ASSIGNMENT:
All of the data below is to be printed again exactly.
===== RECORDS PROVIDED =====
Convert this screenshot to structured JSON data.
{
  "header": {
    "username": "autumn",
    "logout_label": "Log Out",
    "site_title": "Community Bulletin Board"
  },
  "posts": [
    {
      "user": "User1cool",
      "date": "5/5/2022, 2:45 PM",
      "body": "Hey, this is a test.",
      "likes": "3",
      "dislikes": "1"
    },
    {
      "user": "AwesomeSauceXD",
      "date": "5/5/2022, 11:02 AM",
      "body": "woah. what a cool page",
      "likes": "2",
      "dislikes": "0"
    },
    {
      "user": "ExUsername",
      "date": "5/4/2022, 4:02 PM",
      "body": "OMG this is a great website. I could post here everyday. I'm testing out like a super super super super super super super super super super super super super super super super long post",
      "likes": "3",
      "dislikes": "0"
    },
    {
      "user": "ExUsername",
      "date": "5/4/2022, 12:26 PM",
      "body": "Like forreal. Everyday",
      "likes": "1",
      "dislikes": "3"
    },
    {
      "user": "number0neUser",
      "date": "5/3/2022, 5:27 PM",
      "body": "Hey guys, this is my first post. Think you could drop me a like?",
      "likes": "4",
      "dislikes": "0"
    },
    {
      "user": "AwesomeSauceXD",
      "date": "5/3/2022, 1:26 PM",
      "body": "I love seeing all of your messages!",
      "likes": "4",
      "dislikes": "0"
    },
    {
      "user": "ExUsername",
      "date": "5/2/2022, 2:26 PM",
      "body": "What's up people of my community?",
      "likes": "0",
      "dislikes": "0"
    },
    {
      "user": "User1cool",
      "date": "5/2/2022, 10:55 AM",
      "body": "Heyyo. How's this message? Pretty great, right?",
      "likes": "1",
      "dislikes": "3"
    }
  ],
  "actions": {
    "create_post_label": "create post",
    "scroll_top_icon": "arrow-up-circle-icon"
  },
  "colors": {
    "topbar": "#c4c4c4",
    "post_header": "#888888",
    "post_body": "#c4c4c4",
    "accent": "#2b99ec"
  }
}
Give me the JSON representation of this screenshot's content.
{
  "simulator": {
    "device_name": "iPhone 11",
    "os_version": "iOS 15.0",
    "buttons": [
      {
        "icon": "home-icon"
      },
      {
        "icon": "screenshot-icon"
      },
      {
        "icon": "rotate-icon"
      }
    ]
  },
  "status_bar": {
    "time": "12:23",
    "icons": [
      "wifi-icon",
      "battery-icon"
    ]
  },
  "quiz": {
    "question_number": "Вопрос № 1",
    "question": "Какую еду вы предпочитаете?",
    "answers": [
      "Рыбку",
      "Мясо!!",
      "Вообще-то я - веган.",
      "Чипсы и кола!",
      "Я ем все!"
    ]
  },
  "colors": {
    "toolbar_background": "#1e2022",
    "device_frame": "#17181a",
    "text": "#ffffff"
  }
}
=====
FINAL ANSWER:
Convert this screenshot to structured JSON data.
{
  "header": {
    "username": "autumn",
    "logout_label": "Log Out",
    "site_title": "Community Bulletin Board"
  },
  "posts": [
    {
      "user": "User1cool",
      "date": "5/5/2022, 2:45 PM",
      "body": "Hey, this is a test.",
      "likes": "3",
      "dislikes": "1"
    },
    {
      "user": "AwesomeSauceXD",
      "date": "5/5/2022, 11:02 AM",
      "body": "woah. what a cool page",
      "likes": "2",
      "dislikes": "0"
    },
    {
      "user": "ExUsername",
      "date": "5/4/2022, 4:02 PM",
      "body": "OMG this is a great website. I could post here everyday. I'm testing out like a super super super super super super super super super super super super super super super super long post",
      "likes": "3",
      "dislikes": "0"
    },
    {
      "user": "ExUsername",
      "date": "5/4/2022, 12:26 PM",
      "body": "Like forreal. Everyday",
      "likes": "1",
      "dislikes": "3"
    },
    {
      "user": "number0neUser",
      "date": "5/3/2022, 5:27 PM",
      "body": "Hey guys, this is my first post. Think you could drop me a like?",
      "likes": "4",
      "dislikes": "0"
    },
    {
      "user": "AwesomeSauceXD",
      "date": "5/3/2022, 1:26 PM",
      "body": "I love seeing all of your messages!",
      "likes": "4",
      "dislikes": "0"
    },
    {
      "user": "ExUsername",
      "date": "5/2/2022, 2:26 PM",
      "body": "What's up people of my community?",
      "likes": "0",
      "dislikes": "0"
    },
    {
      "user": "User1cool",
      "date": "5/2/2022, 10:55 AM",
      "body": "Heyyo. How's this message? Pretty great, right?",
      "likes": "1",
      "dislikes": "3"
    }
  ],
  "actions": {
    "create_post_label": "create post",
    "scroll_top_icon": "arrow-up-circle-icon"
  },
  "colors": {
    "topbar": "#c4c4c4",
    "post_header": "#888888",
    "post_body": "#c4c4c4",
    "accent": "#2b99ec"
  }
}
Give me the JSON representation of this screenshot's content.
{
  "simulator": {
    "device_name": "iPhone 11",
    "os_version": "iOS 15.0",
    "buttons": [
      {
        "icon": "home-icon"
      },
      {
        "icon": "screenshot-icon"
      },
      {
        "icon": "rotate-icon"
      }
    ]
  },
  "status_bar": {
    "time": "12:23",
    "icons": [
      "wifi-icon",
      "battery-icon"
    ]
  },
  "quiz": {
    "question_number": "Вопрос № 1",
    "question": "Какую еду вы предпочитаете?",
    "answers": [
      "Рыбку",
      "Мясо!!",
      "Вообще-то я - веган.",
      "Чипсы и кола!",
      "Я ем все!"
    ]
  },
  "colors": {
    "toolbar_background": "#1e2022",
    "device_frame": "#17181a",
    "text": "#ffffff"
  }
}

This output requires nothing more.